As discussed above, a user interface is utilized by the processing machine that performs a set of instructions such that the processing machine processes data for a user. The user interface is typically used by the processing machine for interacting with a user either to convey information or receive information from the user. However, it should be appreciated that in accordance with some embodiments of the system and method of the invention, it is not necessary that a human user actually interact with a user interface used by the processing machine of the invention. Rather, it is contemplated that the user interface of the invention might interact, i.e., convey and receive information, with another processing machine, rather than a human user. Accordingly, the other processing machine might be characterized as a user. Further, it is contemplated that a user interface utilized in the system and method of the invention may interact partially with another processing machine or processing machines, while also interacting partially with a human user.

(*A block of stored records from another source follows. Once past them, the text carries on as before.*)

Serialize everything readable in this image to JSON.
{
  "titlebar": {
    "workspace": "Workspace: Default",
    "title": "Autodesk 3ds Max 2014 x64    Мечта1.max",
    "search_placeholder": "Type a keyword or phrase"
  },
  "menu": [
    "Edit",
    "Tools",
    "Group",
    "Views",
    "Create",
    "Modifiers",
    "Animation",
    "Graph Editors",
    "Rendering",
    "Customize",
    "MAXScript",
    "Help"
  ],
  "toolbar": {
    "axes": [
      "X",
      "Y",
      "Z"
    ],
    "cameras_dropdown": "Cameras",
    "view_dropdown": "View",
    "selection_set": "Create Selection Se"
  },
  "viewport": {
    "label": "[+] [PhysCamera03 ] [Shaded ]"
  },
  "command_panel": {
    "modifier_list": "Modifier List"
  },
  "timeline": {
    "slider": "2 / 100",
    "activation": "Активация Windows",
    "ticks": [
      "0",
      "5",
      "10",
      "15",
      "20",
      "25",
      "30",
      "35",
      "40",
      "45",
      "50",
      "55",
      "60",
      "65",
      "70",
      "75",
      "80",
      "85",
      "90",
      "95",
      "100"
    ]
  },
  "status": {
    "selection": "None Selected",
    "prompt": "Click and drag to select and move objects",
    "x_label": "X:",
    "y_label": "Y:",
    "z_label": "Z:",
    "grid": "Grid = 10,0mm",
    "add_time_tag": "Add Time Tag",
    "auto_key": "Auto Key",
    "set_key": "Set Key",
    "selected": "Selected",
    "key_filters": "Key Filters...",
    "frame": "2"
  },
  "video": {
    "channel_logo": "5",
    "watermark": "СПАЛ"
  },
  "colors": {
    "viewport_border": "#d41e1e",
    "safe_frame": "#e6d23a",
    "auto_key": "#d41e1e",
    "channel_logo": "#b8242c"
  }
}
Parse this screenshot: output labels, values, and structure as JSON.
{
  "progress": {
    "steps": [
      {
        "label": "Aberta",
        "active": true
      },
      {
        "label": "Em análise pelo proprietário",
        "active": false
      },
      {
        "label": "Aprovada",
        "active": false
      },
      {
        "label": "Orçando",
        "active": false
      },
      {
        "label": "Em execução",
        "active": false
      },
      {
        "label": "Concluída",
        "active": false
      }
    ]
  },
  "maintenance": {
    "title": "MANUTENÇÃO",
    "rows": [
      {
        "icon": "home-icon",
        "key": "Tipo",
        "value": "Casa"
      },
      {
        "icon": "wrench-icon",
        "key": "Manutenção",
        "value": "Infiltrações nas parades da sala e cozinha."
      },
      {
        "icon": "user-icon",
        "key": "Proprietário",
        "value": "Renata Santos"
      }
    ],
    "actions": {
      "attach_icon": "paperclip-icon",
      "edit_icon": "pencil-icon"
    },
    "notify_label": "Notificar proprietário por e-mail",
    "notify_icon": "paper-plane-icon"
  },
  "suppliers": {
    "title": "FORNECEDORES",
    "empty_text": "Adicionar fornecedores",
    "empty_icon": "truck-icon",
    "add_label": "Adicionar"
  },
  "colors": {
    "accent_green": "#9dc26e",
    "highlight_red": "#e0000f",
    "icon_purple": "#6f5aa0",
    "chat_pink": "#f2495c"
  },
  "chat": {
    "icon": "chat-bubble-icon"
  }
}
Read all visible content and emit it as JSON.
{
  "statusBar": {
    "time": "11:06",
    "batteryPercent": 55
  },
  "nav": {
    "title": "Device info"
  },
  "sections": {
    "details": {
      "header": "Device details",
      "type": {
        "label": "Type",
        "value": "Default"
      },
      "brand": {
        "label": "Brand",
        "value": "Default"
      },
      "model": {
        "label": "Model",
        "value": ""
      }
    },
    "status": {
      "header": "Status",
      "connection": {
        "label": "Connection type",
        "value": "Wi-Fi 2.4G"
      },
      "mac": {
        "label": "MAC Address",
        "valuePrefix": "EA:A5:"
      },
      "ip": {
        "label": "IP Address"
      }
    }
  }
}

It will be readily understood by those persons skilled in the art that the present invention is susceptible to broad utility and application. Many embodiments and adaptations of the present invention other than those herein described, as well as many variations, modifications and equivalent arrangements, will be apparent from or reasonably suggested by the present invention and foregoing description thereof, without departing from the substance or scope of the invention.

Accordingly, while the present invention has been described here in detail in relation to its exemplary embodiments, it is to be understood that this disclosure is only illustrative and exemplary of the present invention and is made to provide an enabling disclosure of the invention. Accordingly, the foregoing disclosure is not intended to be construed or to limit the present invention or otherwise to exclude any other such embodiments, adaptations, variations, modifications and equivalent arrangements.

The embodiments of the present inventions are not to be limited in scope by the specific embodiments described herein. For example, although many of the embodiments disclosed herein have been described with reference to identifying fraudulent activities, the principles herein are equally applicable to other applications. Indeed, various modifications of the embodiments of the present inventions, in addition to those described herein, will be apparent to those of ordinary skill in the art from the foregoing description and accompanying drawings. Thus, such modifications are intended to fall within the scope of the following appended claims.

Further, although the embodiments of the present inventions have been described herein in the context of a particular implementation in a particular environment for a particular purpose, those of ordinary skill in the art will recognize that its usefulness is not limited thereto and that the embodiments of the present inventions can be beneficially implemented in any number of environments for any number of purposes. Accordingly, the claims set forth below should be construed in view of the full breadth and spirit of the embodiments of the present inventions as disclosed herein.